Before being elected in 2023, Spotsylvania County Commonwealth’s Attorney Ryan Mehaffey served as the Deputy Commonwealth’s Attorney from 2012 to 2019. Prior to serving in Spotsylvania County, he served as an Assistant Commonwealth’s Attorney in Lancaster County. Despite overseeing a large caseload, Mehaffey took time to work with the mother of a murdered son, Melina Wallen, whose case he oversaw. He personally drove her multiple times to Richmond to testify before General Assembly committee hearings on legislation that would have allowed her son’s killers to get out of prison early. After elected officials cruelly blocked Wallen from giving her testimony, Mehaffey respectfully defended her constitutional right to petition her government, advocating for her peacefully and dignifiedly, demonstrating his dedication to the citizens of the Commonwealth and the victims in the cases he oversees.

Latasha Powell-Mason’s 22 years of serving crime victims includes training and networking with the Hampton Police Department, the Center for Sexual Assault Survivors, the Department of Justice, Transitions Family Violence Services, the Human Trafficking Taskforce, and the National Organization for Victim Assistance. Despite the heartbreaking cases she oversees as assistant director, Powell-Mason remains firm in her dedication to serving the victims in her community. She recognizes how overwhelming, and often confusing, the legal process is for victims and takes great measures to tend to their questions and concerns, oftentimes outside of normal working hours. She approaches both the victims and her staff with kindness, compassion, patience, and understanding.

Daisy Schuurman has been with Children’s Hospital of King’s Daughters Child Advocacy Center in Norfolk since 2009 and has served as the Program Coordinator since 2016. With her background in social work and psychology, she brings a wealth of knowledge and skill to her position, providing crucial services, support and advocacy to victims of child sexual abuse and human trafficking. Outside of her role as the Program Coordinator, she trains staff, multidisciplinary team providers, federal congressional offices, state officials, national human rights organizations, hospital staff and medical students on identifying and responding to issues. Schuurman collaborates with CHKD Hospital staff where she provides guidance on addressing the medical needs of child victims of human trafficking and sexual abuse. She also supports children and families with court proceedings, medical needs and emotional support.

Major Nathan Cox, Operations Officer of the United States Marine Corps Victim Legal Counsel Organization (VLCO), oversees and advises 22 attorneys and 9 paralegals stationed around the world who represent victims of sexual assault, domestic violence and other serious crimes in military proceedings.

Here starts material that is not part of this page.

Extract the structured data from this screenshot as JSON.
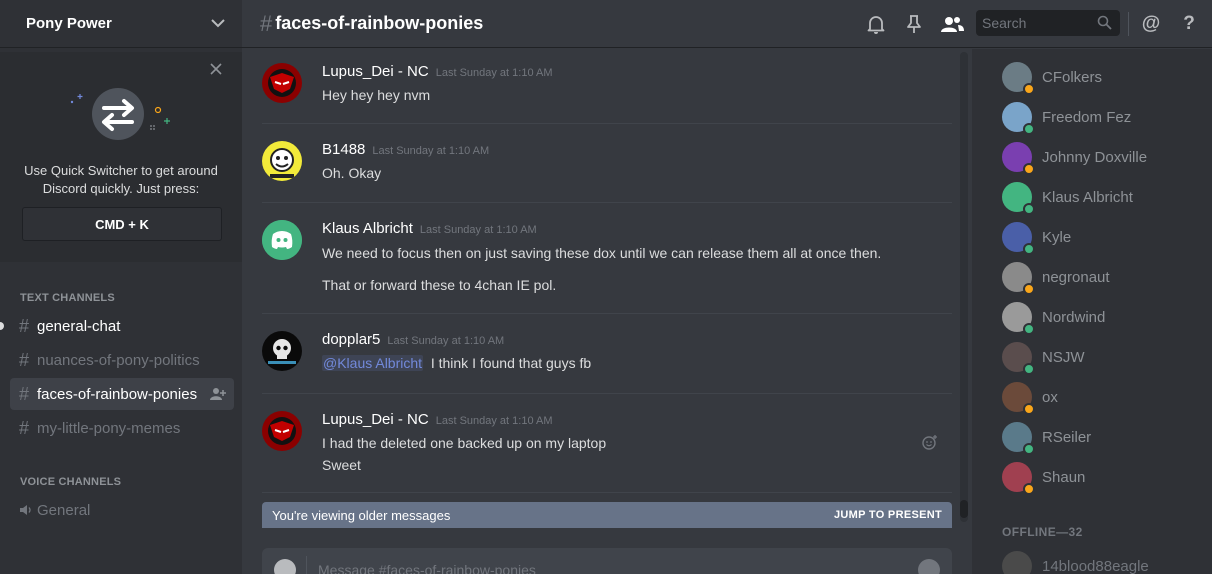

Since joining the VLCO headquarters in 2021, Cox has assisted more than 50 attorneys representing more than 1,500 clients. He was the driving force behind the creation of the Marine Corps’ VLCO Client Satisfaction Survey which is now offered to all clients upon termination of representation. Cox also responds to information requests from various agencies, develops legislative proposals related to victims’ rights, and ensures the implementation of Congressional initiatives in the victims’ rights arena.

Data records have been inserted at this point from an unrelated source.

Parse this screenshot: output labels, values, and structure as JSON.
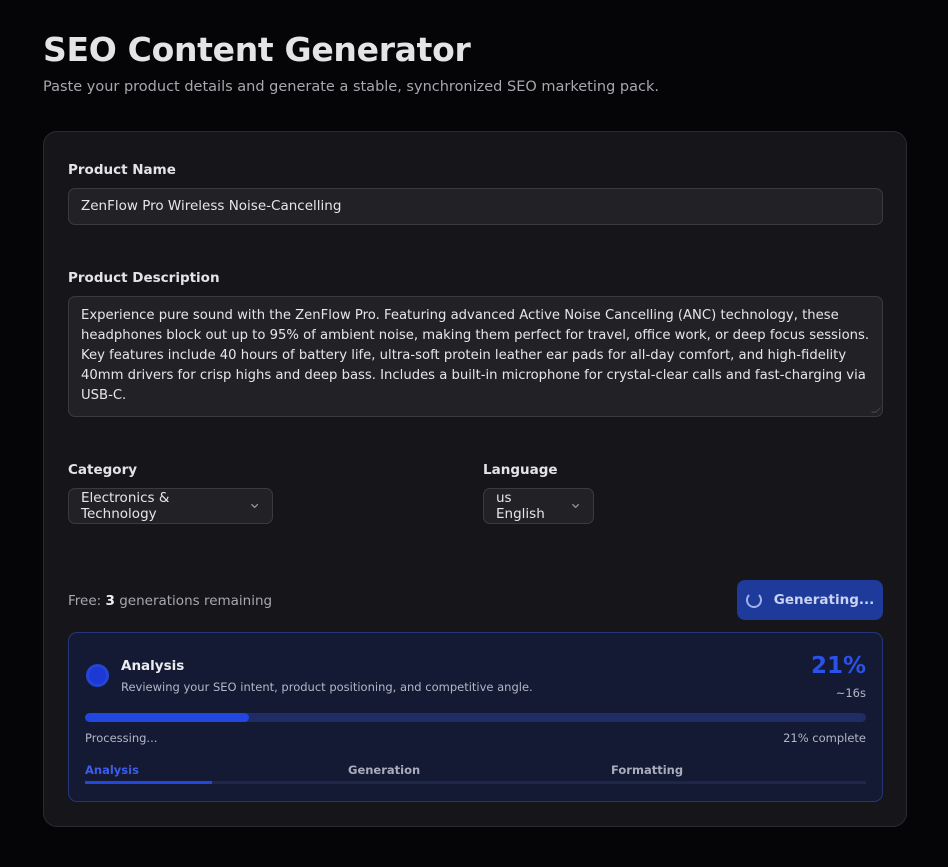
{
  "header": {
    "title": "SEO Content Generator",
    "subtitle": "Paste your product details and generate a stable, synchronized SEO marketing pack."
  },
  "form": {
    "product_name_label": "Product Name",
    "product_name_value": "ZenFlow Pro Wireless Noise-Cancelling",
    "description_label": "Product Description",
    "description_value": "Experience pure sound with the ZenFlow Pro. Featuring advanced Active Noise Cancelling (ANC) technology, these headphones block out up to 95% of ambient noise, making them perfect for travel, office work, or deep focus sessions. Key features include 40 hours of battery life, ultra-soft protein leather ear pads for all-day comfort, and high-fidelity 40mm drivers for crisp highs and deep bass. Includes a built-in microphone for crystal-clear calls and fast-charging via USB-C.",
    "category_label": "Category",
    "category_value": "Electronics & Technology",
    "language_label": "Language",
    "language_value": "us English"
  },
  "quota": {
    "prefix": "Free:",
    "count": "3",
    "suffix": "generations remaining"
  },
  "generate_button": {
    "label": "Generating..."
  },
  "progress": {
    "stage_title": "Analysis",
    "stage_description": "Reviewing your SEO intent, product positioning, and competitive angle.",
    "percent_label": "21%",
    "percent_value": 0.21,
    "eta": "~16s",
    "status_left": "Processing...",
    "status_right": "21% complete",
    "steps": [
      {
        "label": "Analysis",
        "active": true
      },
      {
        "label": "Generation",
        "active": false
      },
      {
        "label": "Formatting",
        "active": false
      }
    ]
  },
  "colors": {
    "accent": "#2147df",
    "button_bg": "#1e3a9a",
    "card_bg": "#16161a",
    "progress_bg": "#141a33"
  }
}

Rebecca Barnabi

Rebecca Barnabi

Rebecca J. Barnabi is the national editor of Augusta Free Press. A graduate of the University of Mary Washington, she began her journalism career at The Fredericksburg Free-Lance Star. In 2013, she was awarded first place for feature writing in the Maryland, Delaware, District of Columbia Awards Program, and was honored by the Virginia School Boards Association’s 2019 Media Honor Roll Program for her coverage of Waynesboro Schools. Her background in newspapers includes writing about features, local government, education and the arts.